I feel teachers and librarians need to be forceful and stand united. We cannot back down. We need to educate our School Boards, government, and the public on the benefits of reading aloud to our students. We have to make the time for reading aloud every day.
What kinds of outside resources, if any, do you employ (Skype, author websites, guest speakers) to generate interest in books/reading? 

I use author websites and Twitter to generate reading excitement and interest. We write letters to authors. I am fortunate that my school brings in authors (at least once a year). I would love to do more Skype visits with authors.
What do you wish I’d asked you that I neglected to ask? 

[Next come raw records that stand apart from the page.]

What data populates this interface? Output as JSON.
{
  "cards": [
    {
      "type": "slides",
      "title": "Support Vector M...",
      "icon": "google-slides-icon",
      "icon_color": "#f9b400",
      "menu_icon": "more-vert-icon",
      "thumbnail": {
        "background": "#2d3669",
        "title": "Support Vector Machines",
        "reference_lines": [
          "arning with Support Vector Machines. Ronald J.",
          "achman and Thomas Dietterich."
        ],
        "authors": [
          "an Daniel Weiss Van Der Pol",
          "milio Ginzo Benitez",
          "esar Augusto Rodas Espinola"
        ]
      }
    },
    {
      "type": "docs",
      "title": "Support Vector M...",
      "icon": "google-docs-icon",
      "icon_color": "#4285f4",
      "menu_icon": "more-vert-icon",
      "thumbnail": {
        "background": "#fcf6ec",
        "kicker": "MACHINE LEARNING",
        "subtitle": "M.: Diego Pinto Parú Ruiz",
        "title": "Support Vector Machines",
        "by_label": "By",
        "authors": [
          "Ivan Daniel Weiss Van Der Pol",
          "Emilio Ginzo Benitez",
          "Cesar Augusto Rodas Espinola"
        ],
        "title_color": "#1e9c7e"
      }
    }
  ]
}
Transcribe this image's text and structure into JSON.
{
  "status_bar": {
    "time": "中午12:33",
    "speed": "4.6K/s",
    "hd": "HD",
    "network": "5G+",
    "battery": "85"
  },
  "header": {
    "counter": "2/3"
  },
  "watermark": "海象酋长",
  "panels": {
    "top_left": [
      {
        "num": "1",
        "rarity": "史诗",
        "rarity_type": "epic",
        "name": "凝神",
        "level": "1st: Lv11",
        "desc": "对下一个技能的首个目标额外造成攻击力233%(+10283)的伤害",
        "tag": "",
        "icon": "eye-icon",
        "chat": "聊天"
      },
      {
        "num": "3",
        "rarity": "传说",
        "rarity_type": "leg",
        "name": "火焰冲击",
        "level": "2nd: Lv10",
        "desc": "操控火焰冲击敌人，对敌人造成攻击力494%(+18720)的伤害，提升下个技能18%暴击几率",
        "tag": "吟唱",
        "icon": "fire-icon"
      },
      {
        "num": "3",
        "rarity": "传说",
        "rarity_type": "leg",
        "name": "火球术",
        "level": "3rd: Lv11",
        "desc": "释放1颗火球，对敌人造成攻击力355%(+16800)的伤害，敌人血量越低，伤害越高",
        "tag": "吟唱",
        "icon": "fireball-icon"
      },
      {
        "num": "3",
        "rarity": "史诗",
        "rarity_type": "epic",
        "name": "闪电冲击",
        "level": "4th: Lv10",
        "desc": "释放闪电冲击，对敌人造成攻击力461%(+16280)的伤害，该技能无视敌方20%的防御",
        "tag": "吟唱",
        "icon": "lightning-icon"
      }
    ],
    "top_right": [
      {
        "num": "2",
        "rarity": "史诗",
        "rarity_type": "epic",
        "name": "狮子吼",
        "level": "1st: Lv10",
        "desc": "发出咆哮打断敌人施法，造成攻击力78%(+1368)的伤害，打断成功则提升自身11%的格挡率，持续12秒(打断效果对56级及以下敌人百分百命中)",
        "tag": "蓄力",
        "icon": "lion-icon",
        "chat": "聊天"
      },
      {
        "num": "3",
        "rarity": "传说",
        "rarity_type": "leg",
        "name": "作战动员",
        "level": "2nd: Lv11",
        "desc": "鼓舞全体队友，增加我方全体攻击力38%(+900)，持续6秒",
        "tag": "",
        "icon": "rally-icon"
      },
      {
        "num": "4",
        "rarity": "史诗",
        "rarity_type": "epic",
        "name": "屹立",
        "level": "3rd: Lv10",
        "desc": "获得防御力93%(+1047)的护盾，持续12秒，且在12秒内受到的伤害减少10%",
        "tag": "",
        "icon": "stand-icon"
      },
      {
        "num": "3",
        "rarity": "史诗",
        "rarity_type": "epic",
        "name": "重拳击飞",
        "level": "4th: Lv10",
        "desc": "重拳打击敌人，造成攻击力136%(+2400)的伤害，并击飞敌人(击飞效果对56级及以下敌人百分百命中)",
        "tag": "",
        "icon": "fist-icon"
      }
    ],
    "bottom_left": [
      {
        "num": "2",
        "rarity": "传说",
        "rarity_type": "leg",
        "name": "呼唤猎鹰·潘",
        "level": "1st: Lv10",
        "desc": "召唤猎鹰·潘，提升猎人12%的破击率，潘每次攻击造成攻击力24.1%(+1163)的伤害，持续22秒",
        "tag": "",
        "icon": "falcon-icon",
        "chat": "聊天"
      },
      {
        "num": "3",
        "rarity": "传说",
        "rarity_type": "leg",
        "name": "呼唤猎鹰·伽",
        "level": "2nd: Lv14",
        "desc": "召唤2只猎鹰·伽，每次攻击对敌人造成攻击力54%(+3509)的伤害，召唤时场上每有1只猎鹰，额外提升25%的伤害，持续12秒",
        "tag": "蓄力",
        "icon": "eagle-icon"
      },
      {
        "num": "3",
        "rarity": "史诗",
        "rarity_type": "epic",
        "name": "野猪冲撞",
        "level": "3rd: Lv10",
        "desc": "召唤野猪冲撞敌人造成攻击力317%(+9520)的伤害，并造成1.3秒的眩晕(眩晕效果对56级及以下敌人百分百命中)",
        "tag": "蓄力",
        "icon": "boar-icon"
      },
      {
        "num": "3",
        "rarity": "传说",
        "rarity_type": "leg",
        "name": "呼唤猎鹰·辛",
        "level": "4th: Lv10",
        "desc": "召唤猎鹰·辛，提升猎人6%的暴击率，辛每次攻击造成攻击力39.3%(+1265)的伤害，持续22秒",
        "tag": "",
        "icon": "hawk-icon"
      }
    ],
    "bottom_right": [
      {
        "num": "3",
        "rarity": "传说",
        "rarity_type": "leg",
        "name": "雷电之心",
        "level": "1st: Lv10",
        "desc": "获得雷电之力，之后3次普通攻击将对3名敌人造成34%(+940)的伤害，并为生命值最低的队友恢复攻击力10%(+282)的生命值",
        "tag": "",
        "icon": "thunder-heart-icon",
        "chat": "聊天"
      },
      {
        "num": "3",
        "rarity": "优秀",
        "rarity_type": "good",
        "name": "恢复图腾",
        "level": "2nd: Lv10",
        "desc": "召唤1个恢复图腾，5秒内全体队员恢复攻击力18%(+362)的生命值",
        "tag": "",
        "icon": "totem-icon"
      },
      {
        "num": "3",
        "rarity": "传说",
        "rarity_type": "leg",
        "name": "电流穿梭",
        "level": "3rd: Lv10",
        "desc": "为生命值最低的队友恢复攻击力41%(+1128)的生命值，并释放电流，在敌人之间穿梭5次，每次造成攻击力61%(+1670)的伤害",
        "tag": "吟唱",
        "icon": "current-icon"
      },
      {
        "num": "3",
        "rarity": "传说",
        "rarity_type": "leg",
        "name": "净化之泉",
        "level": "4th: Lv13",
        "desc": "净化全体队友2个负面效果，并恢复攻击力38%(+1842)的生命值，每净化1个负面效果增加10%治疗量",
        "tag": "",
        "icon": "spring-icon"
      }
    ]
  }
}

I wished you would have asked me about the reading community in my classroom. We are an active community talking and sharing books every day. We have students from every classroom in the building stopping by our room to check out books.  My students get to know their interests as well as their own and hand them books when they walk in the door. We know our strengths and our gaps.  We use this knowledge to grow ourselves as people and as readers.

Readers — I imagine you are as moved as I am by Heather’s story — growing from a struggling reader to powerful reading advocate. I don’t know if I would have had the courage to stick with reading if it hadn’t been easy for me as a kid. I can only imagine how Heather’s experience helps her empathize and encourage all of her students. You can tap into more of Heather’s thoughts about reading by following her on Twitter:@hmjensen31

Thank you, Heather!